September 11, 1998
You can help map
Early tomorrow morning
(Saturday, September 12) the Moon will occult, or pass in front of,
the bright star
Aldebaran as viewed from some Southern and Eastern areas
of the U.S. as well as regions in the Caribbean Sea,
Nova Scotia, Newfoundland, Mexico, and Central America.
disappear behind the bright edge of the third quarter
reappear behind the darkened edge.
Accurately timed home video camera recordings
from different locations
can be used to make improved maps of the height of the lunar terrain
at these occultation points.
the instructions on the
International Occultation Timing Association HomePage
which detail how to tape a familiar TV channel,
take your running camcorder outside to record the occultation,
and then return to tape a few more minutes of the TV channel.
(First, determine if the occultation will be visible from your location!)
You can then donate your tape by mailing it to the address given.
Leave yourself plenty of time
for a practice run and be sure to check the weather
before going to a lot of trouble!

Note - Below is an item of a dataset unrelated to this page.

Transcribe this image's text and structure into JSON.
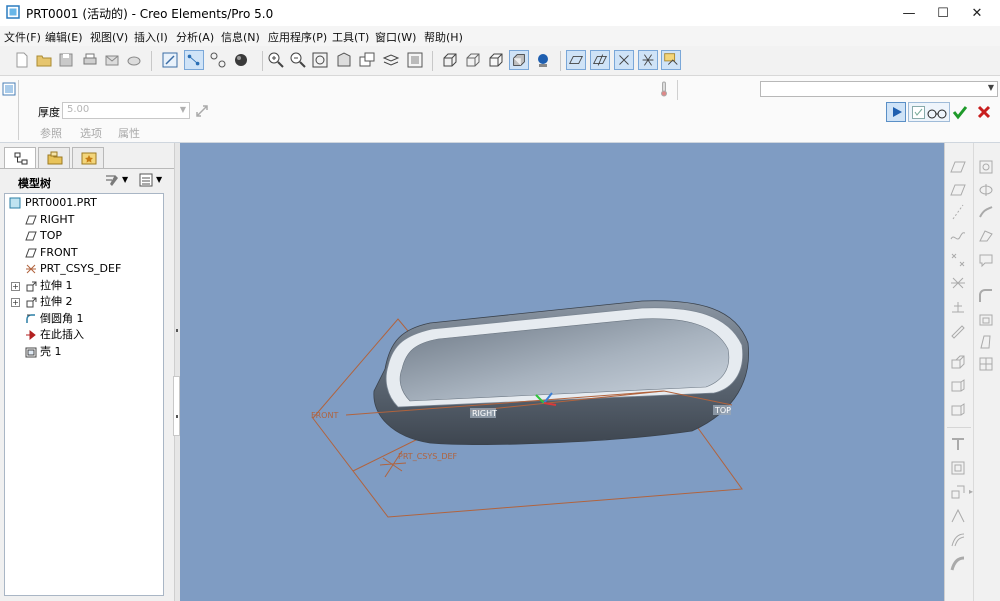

This mosaic mapping the North polar region of the lunar surface was constructed from images recorded by the Galileo spacecraft in 1992.
Authors & editors:
NASA Technical Rep.: Jay Norris. Specific rights apply.
A service of: LHEA at NASA/ GSFC
&: Michigan Tech. U.